- Dollar, euro, yen, pound-denominated securities to be accepted
- Move may boost credit growth by 200 basis points, banker says
Ghana permitted the nation’s banks to accept overseas bonds as collateral in a bid to revive credit growth and spur economic activity.
Investments in offshore debt securities sold by foreign governments, companies and multilateral development banks can be used as collateral for loans, the central bank said. The securities must be denominated in dollar, pound, euro or yen and need to be rated AA or above, Bank of Ghana said in a statement on its website.

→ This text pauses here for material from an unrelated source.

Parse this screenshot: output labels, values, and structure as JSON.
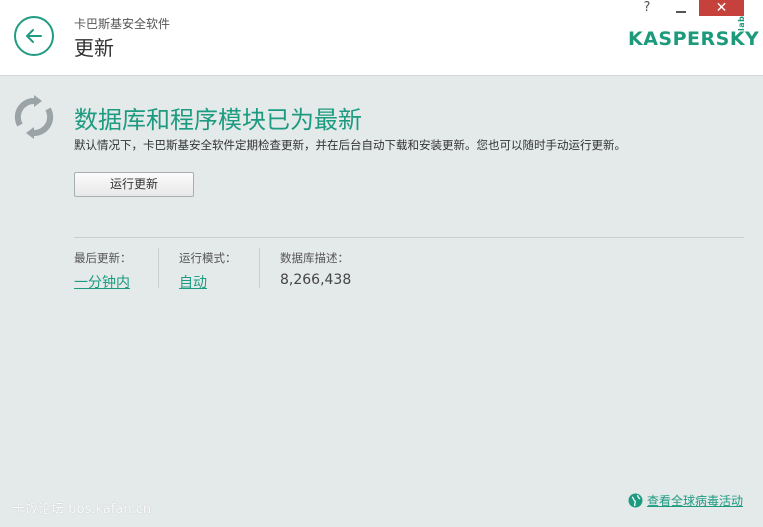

Credit in West Africa’s second-biggest economy expanded at about 6.7% in the first 10 months of 2021, the slowest pace in three years as the pandemic decimated demand. The central bank’s move may be attractive for overseas companies seeking to expand in the $68.5 billion economy, which accelerated 6.6% in the third quarter.
“Foreign companies into manufacturing, real estate and construction may be encouraged,” Benjamin Dzoboku, chief operating officer at Republic Bank Ghana Plc said by phone, adding that it may not help local firms because they won’t have such investments. It could drive loan-growth rate by an additional 100 to 200 basis points in the coming months, he said.
Lenders must desist from accepting debt securities issued by their local or international affiliates, the regulator said.
“With the foreign bonds you’re assured of your liquidity and if you use them to secure a loan in Ghana you can nourish your business well in Ghana and still have your foreign fixed-income back,” Dzoboku said
(By Moses Mozart Dzawu)